KEEN royal fans like me will have been upset by the fact that Prince William and Kate snubbed the Queen and Prince Philip’s invitation for Christmas lunch and the traditional Boxing Day bloodbath blasting elegant game birds out of the sky at Sandringham.
Instead, the Cambridges joined Kate’s parents Carole and Michael Middleton and her sister Pippa and fiancé James Matthews for the festivities. What do the Middletons do on Boxing Day? Surprise, surprise they too kill little birds on a shoot at the Yattendon Estate in nearby Thatcham.
It seems our aristocracy and their posh mates don’t have a great deal of imagination when it comes to Boxing Day. It’s either riding with the local hunt or a day’s pheasant shooting.
Prince William and his in-law’s party of nine guns could shoot as many as 500 pheasants on the day, which will cost between £9,000 to £10,000. That works out at £39 plus VAT per bird to shoot a minimum of 200 pheasant and a few partridge. Anything over 200 birds will add to the bill.
Meanwhile if you would like to know what all the fuss is about, supermarket Aldi will sell you a pheasant, plucked and oven ready for three and a half quid. Country butchers and game keepers usually sell them for a fiver a brace because, the truth is, they are bred not really for eating but for killing purely for fun.
Pheasant shooting is a big, bloody, unprincipled but profitable business. Today between 35 and 40 million pheasants are released each year on shooting estates around Britain. Compare that with a total population of Britain’s most popular bird the robin. There are about four million robins in Britain against 10 times that many pheasants.
Many years ago William Blake wrote: “A robin redbreast in a cage, puts all heaven in a rage.”
Just imagine how he would feel about the 40 million pheasants and 10 million partridges that are mass-produced every year in battery cages to be sold to shoots. From the cages they go into giant pens that hold thousands and thousands of birds, and because it’s factory farming, they get diseases, which they then carry into the wild when they are released.

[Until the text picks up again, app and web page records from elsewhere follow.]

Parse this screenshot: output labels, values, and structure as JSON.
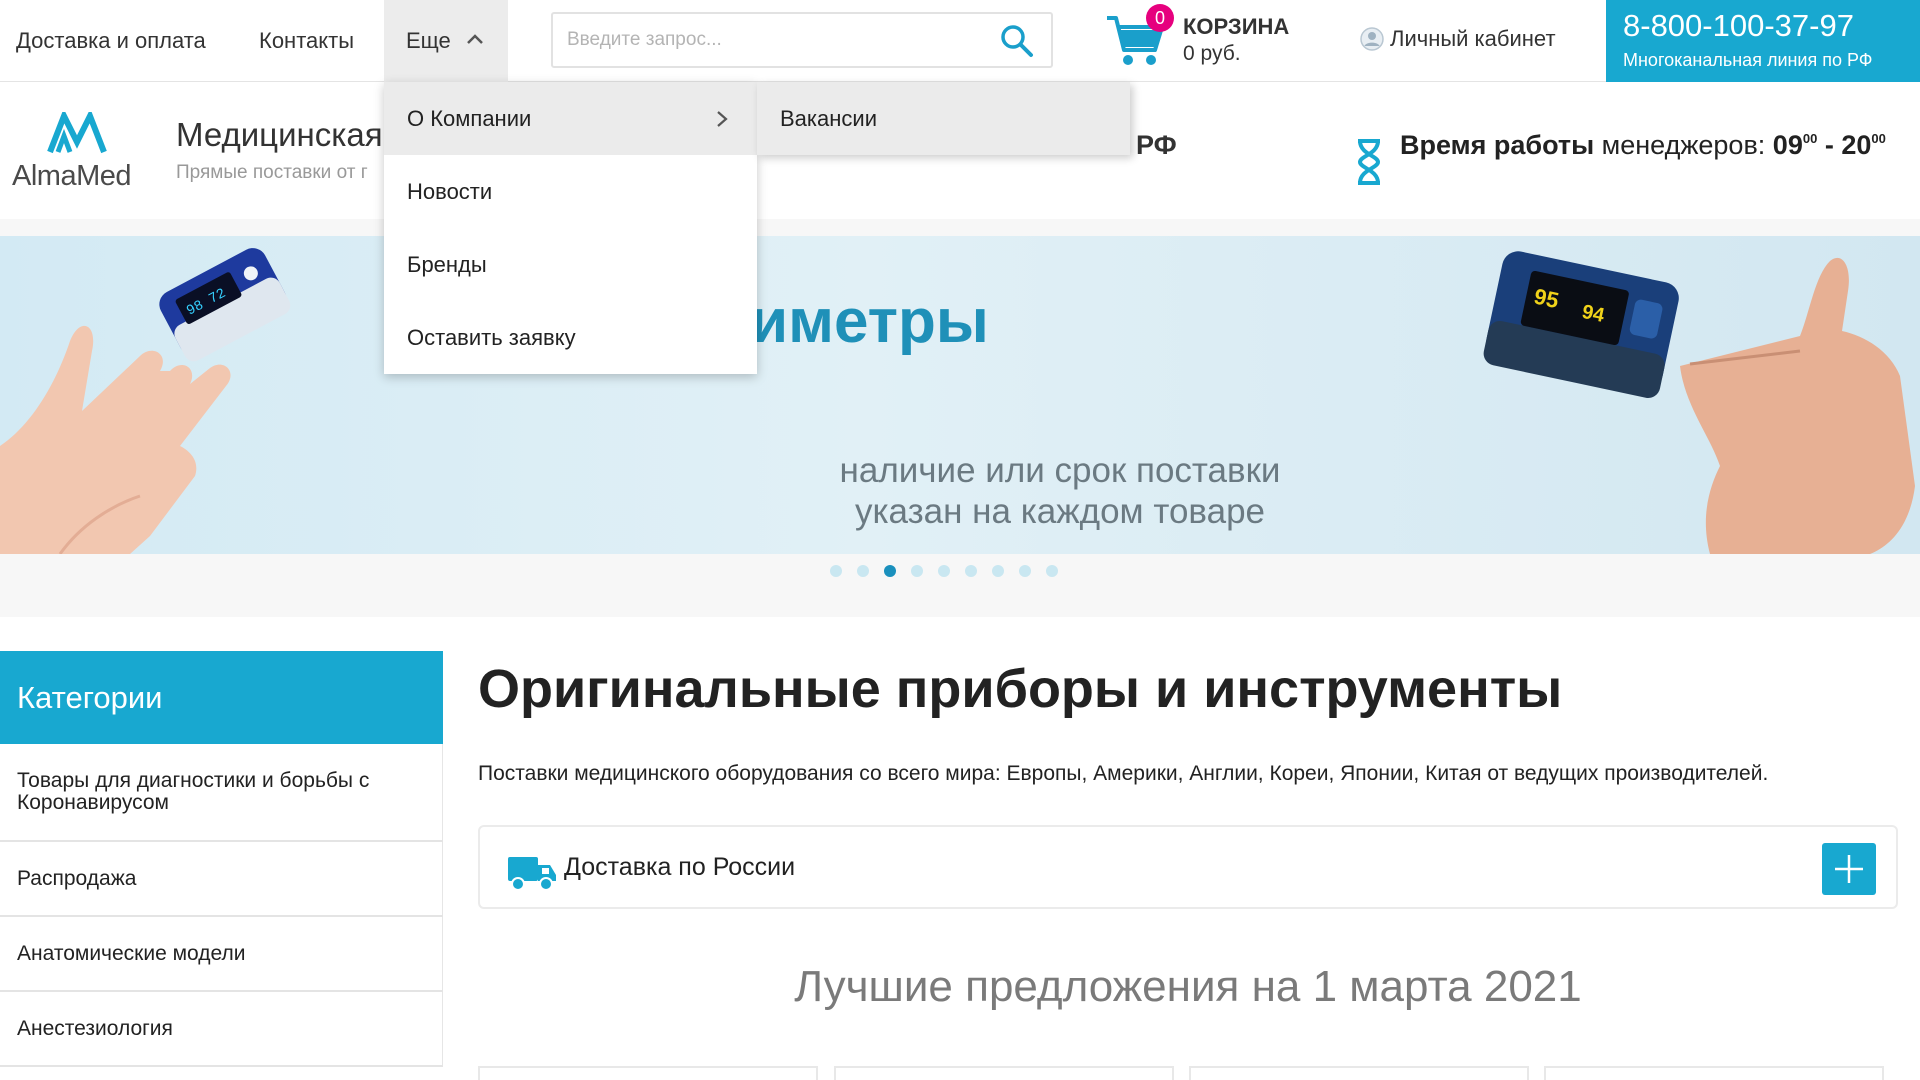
{
  "topnav": {
    "delivery": "Доставка и оплата",
    "contacts": "Контакты",
    "more": "Еще"
  },
  "search": {
    "placeholder": "Введите запрос..."
  },
  "cart": {
    "count": "0",
    "title": "КОРЗИНА",
    "sum": "0 руб."
  },
  "account": {
    "label": "Личный кабинет"
  },
  "phone": {
    "number": "8-800-100-37-97",
    "subtitle": "Многоканальная линия по РФ"
  },
  "dropdown": {
    "items": [
      "О Компании",
      "Новости",
      "Бренды",
      "Оставить заявку"
    ],
    "submenu": [
      "Вакансии"
    ]
  },
  "header": {
    "logo": "AlmaMed",
    "brand": "Медицинская",
    "brand_sub": "Прямые поставки от г",
    "rf": "РФ",
    "hours_bold": "Время работы",
    "hours_rest": " менеджеров: ",
    "hours_from": "09",
    "hours_from_min": "00",
    "hours_sep": " - ",
    "hours_to": "20",
    "hours_to_min": "00"
  },
  "banner": {
    "title": "иметры",
    "text_line1": "наличие или срок поставки",
    "text_line2": "указан на каждом товаре",
    "slides": 9,
    "active_slide": 3
  },
  "sidebar": {
    "title": "Категории",
    "items": [
      "Товары для диагностики и борьбы с Коронавирусом",
      "Распродажа",
      "Анатомические модели",
      "Анестезиология"
    ]
  },
  "main": {
    "title": "Оригинальные приборы и инструменты",
    "intro": "Поставки медицинского оборудования со всего мира: Европы, Америки, Англии, Кореи, Японии, Китая от ведущих производителей.",
    "delivery": "Доставка по России",
    "offers": "Лучшие предложения на 1 марта 2021"
  },
  "colors": {
    "accent": "#18a8d0",
    "badge": "#e6007e",
    "dot_active": "#1a90bd",
    "dot_inactive": "#c9e7f1"
  },
  "icons": {
    "search": "search-icon",
    "cart": "cart-icon",
    "user": "user-icon",
    "chevron_up": "chevron-up-icon",
    "chevron_right": "chevron-right-icon",
    "hourglass": "hourglass-icon",
    "truck": "truck-icon",
    "plus": "plus-icon"
  }
}
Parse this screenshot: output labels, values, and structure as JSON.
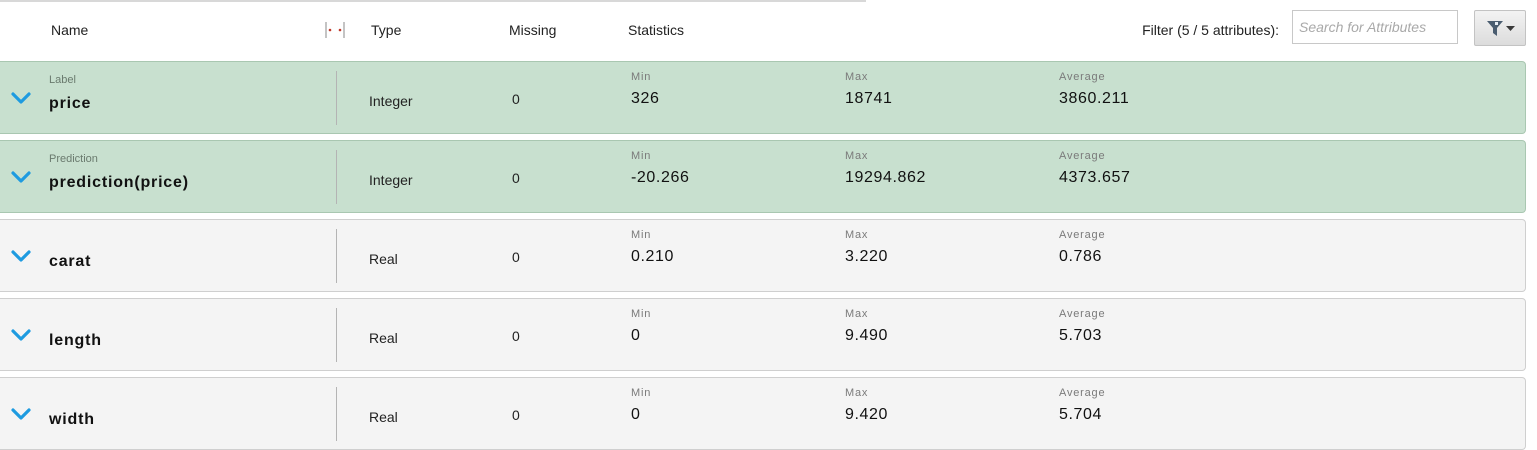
{
  "header": {
    "name": "Name",
    "type": "Type",
    "missing": "Missing",
    "statistics": "Statistics",
    "filter_label": "Filter (5 / 5 attributes):",
    "search_placeholder": "Search for Attributes",
    "filter_icon": "funnel-dropdown-icon"
  },
  "colors": {
    "special_row": "#c8e0cf",
    "regular_row": "#f4f4f4",
    "chevron": "#1e9be0"
  },
  "stat_labels": {
    "min": "Min",
    "max": "Max",
    "avg": "Average"
  },
  "rows": [
    {
      "role": "Label",
      "name": "price",
      "type": "Integer",
      "missing": "0",
      "min": "326",
      "max": "18741",
      "avg": "3860.211",
      "special": true
    },
    {
      "role": "Prediction",
      "name": "prediction(price)",
      "type": "Integer",
      "missing": "0",
      "min": "-20.266",
      "max": "19294.862",
      "avg": "4373.657",
      "special": true
    },
    {
      "role": "",
      "name": "carat",
      "type": "Real",
      "missing": "0",
      "min": "0.210",
      "max": "3.220",
      "avg": "0.786",
      "special": false
    },
    {
      "role": "",
      "name": "length",
      "type": "Real",
      "missing": "0",
      "min": "0",
      "max": "9.490",
      "avg": "5.703",
      "special": false
    },
    {
      "role": "",
      "name": "width",
      "type": "Real",
      "missing": "0",
      "min": "0",
      "max": "9.420",
      "avg": "5.704",
      "special": false
    }
  ]
}
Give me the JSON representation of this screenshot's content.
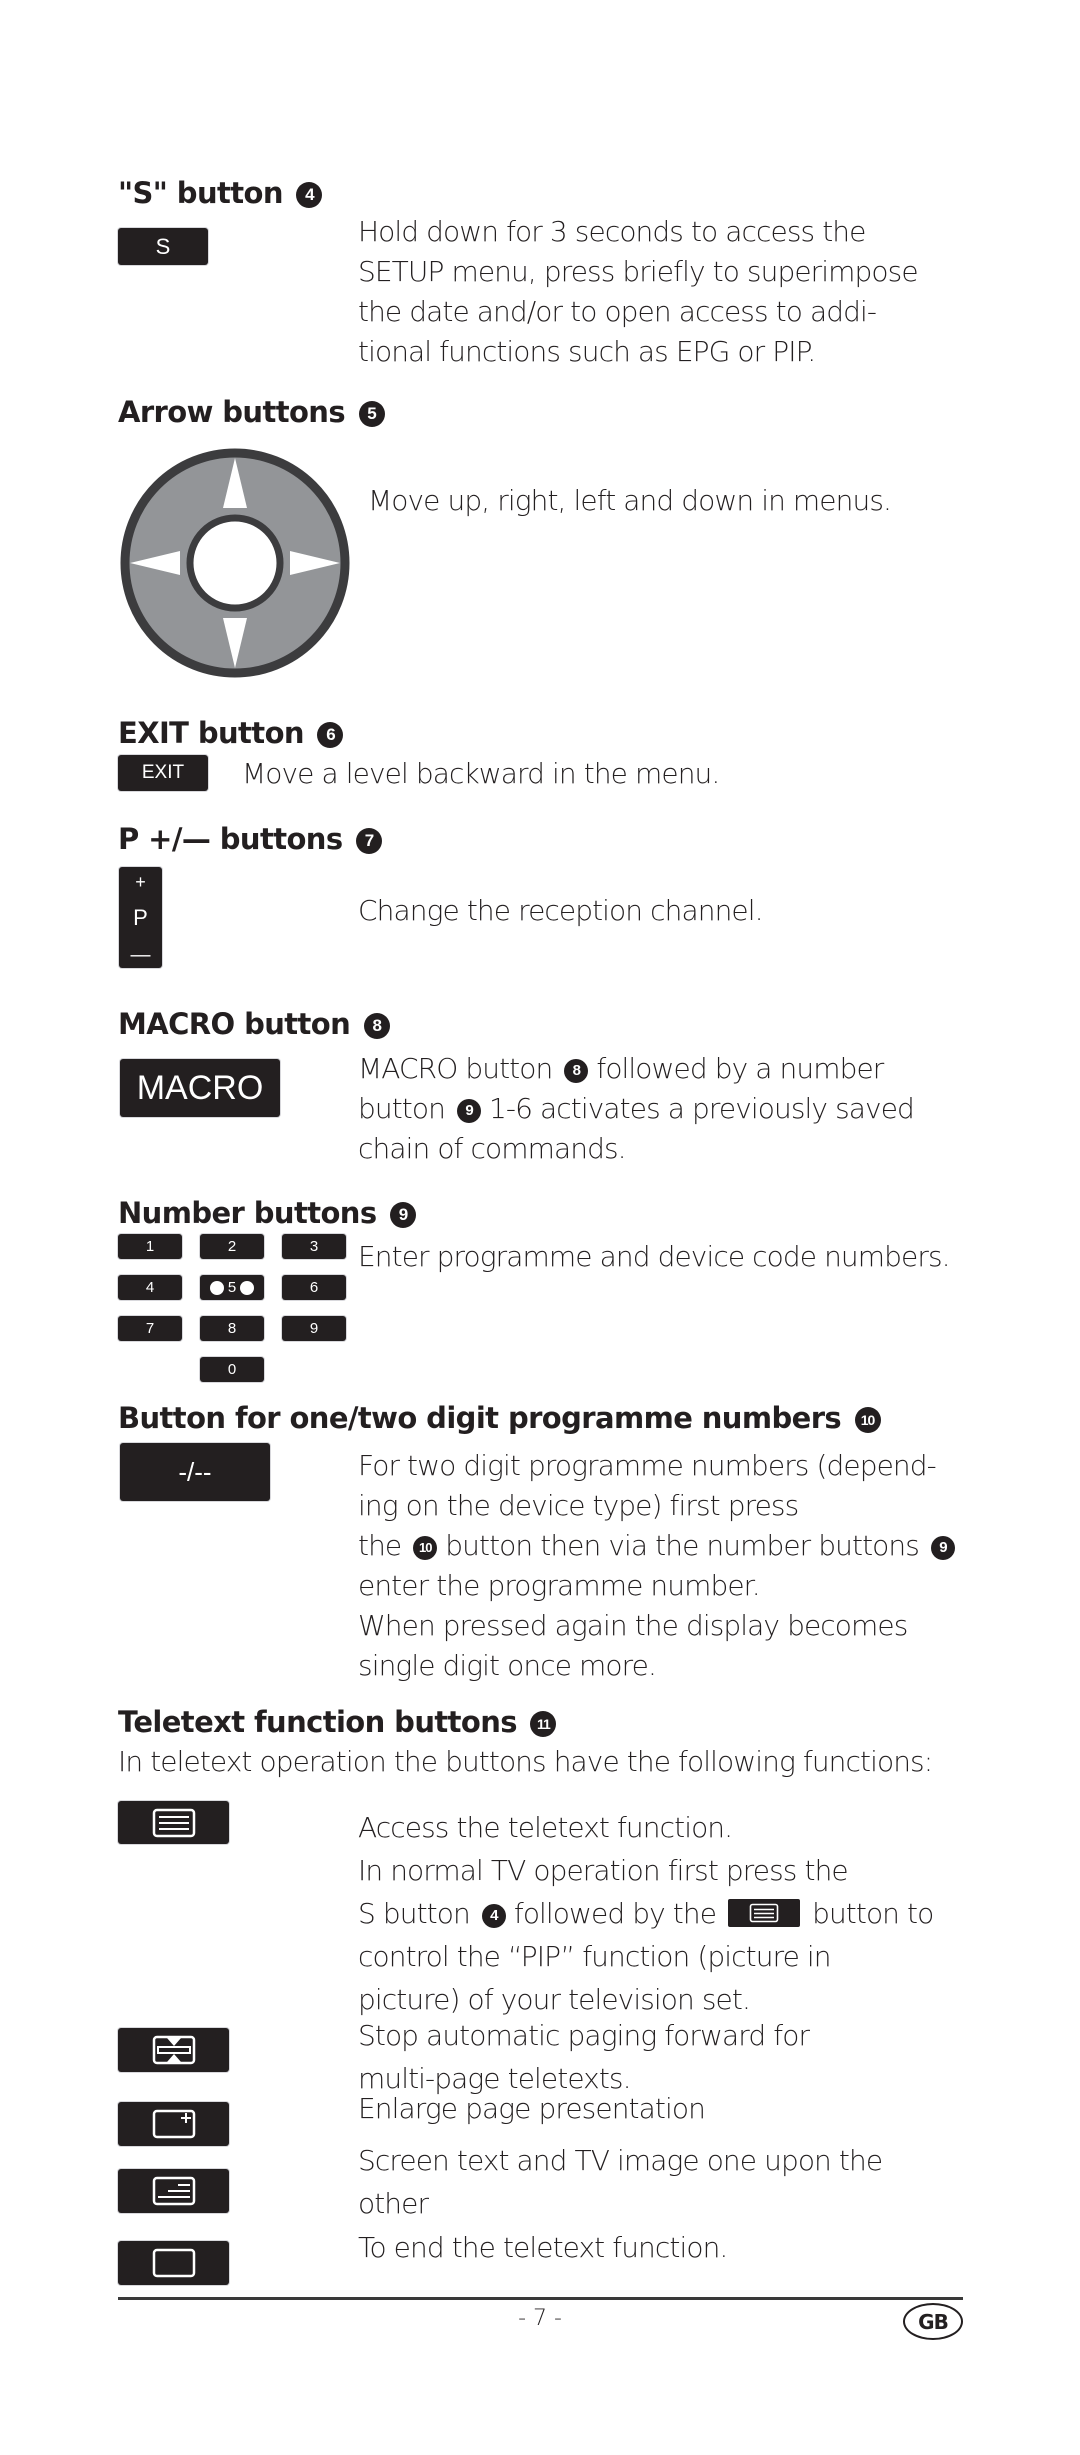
{
  "sections": {
    "s_button": {
      "heading": "\"S\" button",
      "ref": "4",
      "button_label": "S",
      "lines": [
        "Hold down for 3 seconds to access the",
        "SETUP menu, press briefly to superimpose",
        "the date and/or to open access to addi-",
        "tional functions such as EPG or PIP."
      ]
    },
    "arrow": {
      "heading": "Arrow buttons",
      "ref": "5",
      "text": "Move up, right, left and down in menus.",
      "colors": {
        "ring": "#3c3c3e",
        "pad": "#939598",
        "arrow": "#ffffff"
      }
    },
    "exit": {
      "heading": "EXIT button",
      "ref": "6",
      "button_label": "EXIT",
      "text": "Move a level backward in the menu."
    },
    "p_buttons": {
      "heading": "P +/— buttons",
      "ref": "7",
      "button_plus": "+",
      "button_p": "P",
      "button_minus": "—",
      "text": "Change the reception channel."
    },
    "macro": {
      "heading": "MACRO button",
      "ref": "8",
      "button_label": "MACRO",
      "line1_pre": "MACRO button",
      "line1_ref": "8",
      "line1_post": "followed by a number",
      "line2_pre": "button",
      "line2_ref": "9",
      "line2_post": "1-6 activates a previously saved",
      "line3": "chain of commands."
    },
    "number": {
      "heading": "Number buttons",
      "ref": "9",
      "keys": [
        "1",
        "2",
        "3",
        "4",
        "5",
        "6",
        "7",
        "8",
        "9",
        "0"
      ],
      "text": "Enter programme and device code numbers."
    },
    "digit": {
      "heading": "Button for one/two digit programme numbers",
      "ref": "10",
      "button_label": "-/--",
      "line1": "For two digit programme numbers (depend-",
      "line2": "ing on the device type) first press",
      "line3_pre": "the",
      "line3_ref": "10",
      "line3_mid": "button then via the number buttons",
      "line3_ref2": "9",
      "line4": "enter the programme number.",
      "line5": "When pressed again the display becomes",
      "line6": "single digit once more."
    },
    "teletext": {
      "heading": "Teletext function buttons",
      "ref": "11",
      "intro": "In teletext operation the buttons have the following functions:",
      "items": [
        {
          "icon": "teletext-icon",
          "line1": "Access the teletext function.",
          "line2": "In normal TV operation first press the",
          "line3_pre": "S button",
          "line3_ref": "4",
          "line3_mid": "followed by the",
          "line3_post": "button to",
          "line4": "control the “PIP” function (picture in",
          "line5": "picture) of your television set."
        },
        {
          "icon": "hold-icon",
          "line1": "Stop automatic paging forward for",
          "line2": "multi-page teletexts."
        },
        {
          "icon": "enlarge-icon",
          "line1": "Enlarge page presentation"
        },
        {
          "icon": "mix-icon",
          "line1": "Screen text and TV image one upon the",
          "line2": "other"
        },
        {
          "icon": "cancel-icon",
          "line1": "To end the teletext function."
        }
      ]
    }
  },
  "footer": {
    "page_number": "- 7 -",
    "country_badge": "GB"
  }
}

Tom Quinn, campaigns director for the League Against Cruel Sports told us: “Birds on most shooting estates come from intensive breeding farms and spend their lives confined in small barren cages similar to battery hens. While on the shoot many birds are wounded and left to suffer a slow death,” Mr Quinn said.
Although the people who actually fire the guns call themselves sportsmen and women you may be surprised to hear the industry is busy breeding game birds that fly slower and straighter making them easier to shoot. Now that’s what I call sporting.
In order to protect profits for these shoots, a vast number of our native animals of all descriptions — foxes, stoats, weasels and rabbits — are killed because they might pose a threat to the pheasants. These animals are shot, poisoned and caught in cru
In Herefordshire, for instance, RSPB officers secretly watched Ben Walker baiting legally protected birds of prey with poison-laced pheasant carcasses at Sufton Estate in Mordiford. Our X-ray shows the white spots that mark lead shot in a shot Buzzard.
The 26-year-old, employed at a commercial shooting ground run by tenants there, killed five ravens and two buzzards and was fined £1,000 at Hereford Magistrates Court after pleading guilty to 17 charges under the Wildlife and Countryside Act.
Just before this Christmas, the RSPB put up a £1,000 reward after 10 buzzards were deliberately killed across Herefordshire and Worcestershire over the last year. Head of investigations for the RSPB Bob Elliott says he believes gamekeepers are targeting the birds in the mistaken belief that they take baby pheasants being reared on farms.
In July last year, Natural England issued a licence for someone — it wouldn’t tell us who — to kill up to ten buzzards “to prevent serious damage to young pheasants.” This was the latest stage in a long process.
In 2012, Natural England and the Department for Environment, Food and Rural Affairs (Defra) proposed a trial to control buzzards to protect pheasants but then Natural England and Defra did a U-turn after a huge public outcry.
Then in 2013, Natural England and Defra issued a licence to destroy buzzard eggs and nests to protect pheasants. Things looked better in 2014 when Natural England and Defra refused to issue a licence to kill buzzards to protect pheasants.
This time Natural England and Defra have decided to issue a licence to kill buzzards, presumably based on the findings of last year’s Judicial Review which ruled that Natural England’s and Defra’s decision to refuse a buzzard-killing licence the previous year was unlawful.
Although Natural England’s statement lacks transparency and detail, it seems likely that last July’s licence was issued to the same gamekeeper in Northumberland who has been applying for licences since 2012, with the support of the National Gamekeepers’ Organisation.
- You can raise your voice in defence of the buzzard by emailing Natural England and Defra at firstname.lastname@example.org or Andrea Leadsom, Secretary of State for Environment: email@example.com
This article first appeared in the Morning Star 30 January 2016.